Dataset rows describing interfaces
Content starts
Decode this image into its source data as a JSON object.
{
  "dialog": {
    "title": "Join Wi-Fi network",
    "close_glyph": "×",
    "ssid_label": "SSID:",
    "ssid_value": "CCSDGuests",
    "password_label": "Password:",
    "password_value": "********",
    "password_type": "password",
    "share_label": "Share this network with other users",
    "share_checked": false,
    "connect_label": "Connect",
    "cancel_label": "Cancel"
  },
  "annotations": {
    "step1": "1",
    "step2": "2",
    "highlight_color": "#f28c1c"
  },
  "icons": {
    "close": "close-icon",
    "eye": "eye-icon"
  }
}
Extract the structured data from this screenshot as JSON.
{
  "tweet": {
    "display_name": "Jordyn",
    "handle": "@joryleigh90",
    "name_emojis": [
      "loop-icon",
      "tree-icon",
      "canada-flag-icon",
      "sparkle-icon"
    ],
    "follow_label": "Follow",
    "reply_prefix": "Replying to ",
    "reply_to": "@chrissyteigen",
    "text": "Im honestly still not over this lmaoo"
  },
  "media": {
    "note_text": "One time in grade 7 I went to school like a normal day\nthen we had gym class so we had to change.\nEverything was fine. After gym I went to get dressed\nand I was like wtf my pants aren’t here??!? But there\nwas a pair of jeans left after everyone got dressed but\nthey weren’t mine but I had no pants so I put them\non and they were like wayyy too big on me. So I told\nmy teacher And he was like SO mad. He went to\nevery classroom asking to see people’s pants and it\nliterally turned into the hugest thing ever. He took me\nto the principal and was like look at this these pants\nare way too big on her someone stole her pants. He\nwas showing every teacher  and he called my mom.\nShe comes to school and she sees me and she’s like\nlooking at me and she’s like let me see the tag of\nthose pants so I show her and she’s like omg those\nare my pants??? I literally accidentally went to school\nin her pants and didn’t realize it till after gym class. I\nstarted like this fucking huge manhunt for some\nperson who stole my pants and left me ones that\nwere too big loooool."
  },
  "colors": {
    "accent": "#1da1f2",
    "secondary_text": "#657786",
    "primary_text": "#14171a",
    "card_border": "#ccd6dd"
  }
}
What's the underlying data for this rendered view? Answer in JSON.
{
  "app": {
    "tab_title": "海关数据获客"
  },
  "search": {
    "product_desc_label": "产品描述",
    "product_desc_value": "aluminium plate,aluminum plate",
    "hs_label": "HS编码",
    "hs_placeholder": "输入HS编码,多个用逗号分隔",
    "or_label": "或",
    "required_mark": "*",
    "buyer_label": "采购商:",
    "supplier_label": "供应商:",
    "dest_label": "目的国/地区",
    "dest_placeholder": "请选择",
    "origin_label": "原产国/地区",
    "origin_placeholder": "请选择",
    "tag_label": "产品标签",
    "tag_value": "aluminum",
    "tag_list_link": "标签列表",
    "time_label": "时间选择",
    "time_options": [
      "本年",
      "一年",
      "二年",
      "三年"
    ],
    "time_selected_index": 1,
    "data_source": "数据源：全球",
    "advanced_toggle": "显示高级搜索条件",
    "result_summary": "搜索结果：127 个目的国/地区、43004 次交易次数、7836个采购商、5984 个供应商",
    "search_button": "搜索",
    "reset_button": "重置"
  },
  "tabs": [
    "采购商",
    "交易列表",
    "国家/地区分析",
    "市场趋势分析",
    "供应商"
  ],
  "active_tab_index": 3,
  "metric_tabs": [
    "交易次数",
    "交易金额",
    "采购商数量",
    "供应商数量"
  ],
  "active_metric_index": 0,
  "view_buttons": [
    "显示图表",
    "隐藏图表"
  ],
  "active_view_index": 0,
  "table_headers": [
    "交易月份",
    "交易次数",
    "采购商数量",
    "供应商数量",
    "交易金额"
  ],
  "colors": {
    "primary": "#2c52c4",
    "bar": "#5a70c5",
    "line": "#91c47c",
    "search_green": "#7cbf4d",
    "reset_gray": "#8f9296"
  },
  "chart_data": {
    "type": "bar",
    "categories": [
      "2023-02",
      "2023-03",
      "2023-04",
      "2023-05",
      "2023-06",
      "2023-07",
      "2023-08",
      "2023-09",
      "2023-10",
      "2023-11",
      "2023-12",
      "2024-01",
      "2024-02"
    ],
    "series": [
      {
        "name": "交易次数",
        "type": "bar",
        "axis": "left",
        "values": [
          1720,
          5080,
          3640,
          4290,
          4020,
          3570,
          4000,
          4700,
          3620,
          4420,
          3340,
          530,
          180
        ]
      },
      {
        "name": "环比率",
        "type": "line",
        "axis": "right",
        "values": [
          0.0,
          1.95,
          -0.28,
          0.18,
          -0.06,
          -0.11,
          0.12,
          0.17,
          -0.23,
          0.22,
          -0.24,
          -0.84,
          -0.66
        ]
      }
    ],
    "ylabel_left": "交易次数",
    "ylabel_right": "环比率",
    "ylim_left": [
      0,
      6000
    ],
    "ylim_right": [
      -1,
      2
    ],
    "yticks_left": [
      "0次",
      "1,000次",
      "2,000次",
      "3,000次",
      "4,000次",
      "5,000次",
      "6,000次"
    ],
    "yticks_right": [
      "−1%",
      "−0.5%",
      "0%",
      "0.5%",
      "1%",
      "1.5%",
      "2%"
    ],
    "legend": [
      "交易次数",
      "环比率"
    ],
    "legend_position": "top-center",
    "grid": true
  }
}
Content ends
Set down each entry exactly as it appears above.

▸ **Written answer**:
Decode this image into its source data as a JSON object.
{
  "dialog": {
    "title": "Join Wi-Fi network",
    "close_glyph": "×",
    "ssid_label": "SSID:",
    "ssid_value": "CCSDGuests",
    "password_label": "Password:",
    "password_value": "********",
    "password_type": "password",
    "share_label": "Share this network with other users",
    "share_checked": false,
    "connect_label": "Connect",
    "cancel_label": "Cancel"
  },
  "annotations": {
    "step1": "1",
    "step2": "2",
    "highlight_color": "#f28c1c"
  },
  "icons": {
    "close": "close-icon",
    "eye": "eye-icon"
  }
}
Extract the structured data from this screenshot as JSON.
{
  "tweet": {
    "display_name": "Jordyn",
    "handle": "@joryleigh90",
    "name_emojis": [
      "loop-icon",
      "tree-icon",
      "canada-flag-icon",
      "sparkle-icon"
    ],
    "follow_label": "Follow",
    "reply_prefix": "Replying to ",
    "reply_to": "@chrissyteigen",
    "text": "Im honestly still not over this lmaoo"
  },
  "media": {
    "note_text": "One time in grade 7 I went to school like a normal day\nthen we had gym class so we had to change.\nEverything was fine. After gym I went to get dressed\nand I was like wtf my pants aren’t here??!? But there\nwas a pair of jeans left after everyone got dressed but\nthey weren’t mine but I had no pants so I put them\non and they were like wayyy too big on me. So I told\nmy teacher And he was like SO mad. He went to\nevery classroom asking to see people’s pants and it\nliterally turned into the hugest thing ever. He took me\nto the principal and was like look at this these pants\nare way too big on her someone stole her pants. He\nwas showing every teacher  and he called my mom.\nShe comes to school and she sees me and she’s like\nlooking at me and she’s like let me see the tag of\nthose pants so I show her and she’s like omg those\nare my pants??? I literally accidentally went to school\nin her pants and didn’t realize it till after gym class. I\nstarted like this fucking huge manhunt for some\nperson who stole my pants and left me ones that\nwere too big loooool."
  },
  "colors": {
    "accent": "#1da1f2",
    "secondary_text": "#657786",
    "primary_text": "#14171a",
    "card_border": "#ccd6dd"
  }
}
What's the underlying data for this rendered view? Answer in JSON.
{
  "app": {
    "tab_title": "海关数据获客"
  },
  "search": {
    "product_desc_label": "产品描述",
    "product_desc_value": "aluminium plate,aluminum plate",
    "hs_label": "HS编码",
    "hs_placeholder": "输入HS编码,多个用逗号分隔",
    "or_label": "或",
    "required_mark": "*",
    "buyer_label": "采购商:",
    "supplier_label": "供应商:",
    "dest_label": "目的国/地区",
    "dest_placeholder": "请选择",
    "origin_label": "原产国/地区",
    "origin_placeholder": "请选择",
    "tag_label": "产品标签",
    "tag_value": "aluminum",
    "tag_list_link": "标签列表",
    "time_label": "时间选择",
    "time_options": [
      "本年",
      "一年",
      "二年",
      "三年"
    ],
    "time_selected_index": 1,
    "data_source": "数据源：全球",
    "advanced_toggle": "显示高级搜索条件",
    "result_summary": "搜索结果：127 个目的国/地区、43004 次交易次数、7836个采购商、5984 个供应商",
    "search_button": "搜索",
    "reset_button": "重置"
  },
  "tabs": [
    "采购商",
    "交易列表",
    "国家/地区分析",
    "市场趋势分析",
    "供应商"
  ],
  "active_tab_index": 3,
  "metric_tabs": [
    "交易次数",
    "交易金额",
    "采购商数量",
    "供应商数量"
  ],
  "active_metric_index": 0,
  "view_buttons": [
    "显示图表",
    "隐藏图表"
  ],
  "active_view_index": 0,
  "table_headers": [
    "交易月份",
    "交易次数",
    "采购商数量",
    "供应商数量",
    "交易金额"
  ],
  "colors": {
    "primary": "#2c52c4",
    "bar": "#5a70c5",
    "line": "#91c47c",
    "search_green": "#7cbf4d",
    "reset_gray": "#8f9296"
  },
  "chart_data": {
    "type": "bar",
    "categories": [
      "2023-02",
      "2023-03",
      "2023-04",
      "2023-05",
      "2023-06",
      "2023-07",
      "2023-08",
      "2023-09",
      "2023-10",
      "2023-11",
      "2023-12",
      "2024-01",
      "2024-02"
    ],
    "series": [
      {
        "name": "交易次数",
        "type": "bar",
        "axis": "left",
        "values": [
          1720,
          5080,
          3640,
          4290,
          4020,
          3570,
          4000,
          4700,
          3620,
          4420,
          3340,
          530,
          180
        ]
      },
      {
        "name": "环比率",
        "type": "line",
        "axis": "right",
        "values": [
          0.0,
          1.95,
          -0.28,
          0.18,
          -0.06,
          -0.11,
          0.12,
          0.17,
          -0.23,
          0.22,
          -0.24,
          -0.84,
          -0.66
        ]
      }
    ],
    "ylabel_left": "交易次数",
    "ylabel_right": "环比率",
    "ylim_left": [
      0,
      6000
    ],
    "ylim_right": [
      -1,
      2
    ],
    "yticks_left": [
      "0次",
      "1,000次",
      "2,000次",
      "3,000次",
      "4,000次",
      "5,000次",
      "6,000次"
    ],
    "yticks_right": [
      "−1%",
      "−0.5%",
      "0%",
      "0.5%",
      "1%",
      "1.5%",
      "2%"
    ],
    "legend": [
      "交易次数",
      "环比率"
    ],
    "legend_position": "top-center",
    "grid": true
  }
}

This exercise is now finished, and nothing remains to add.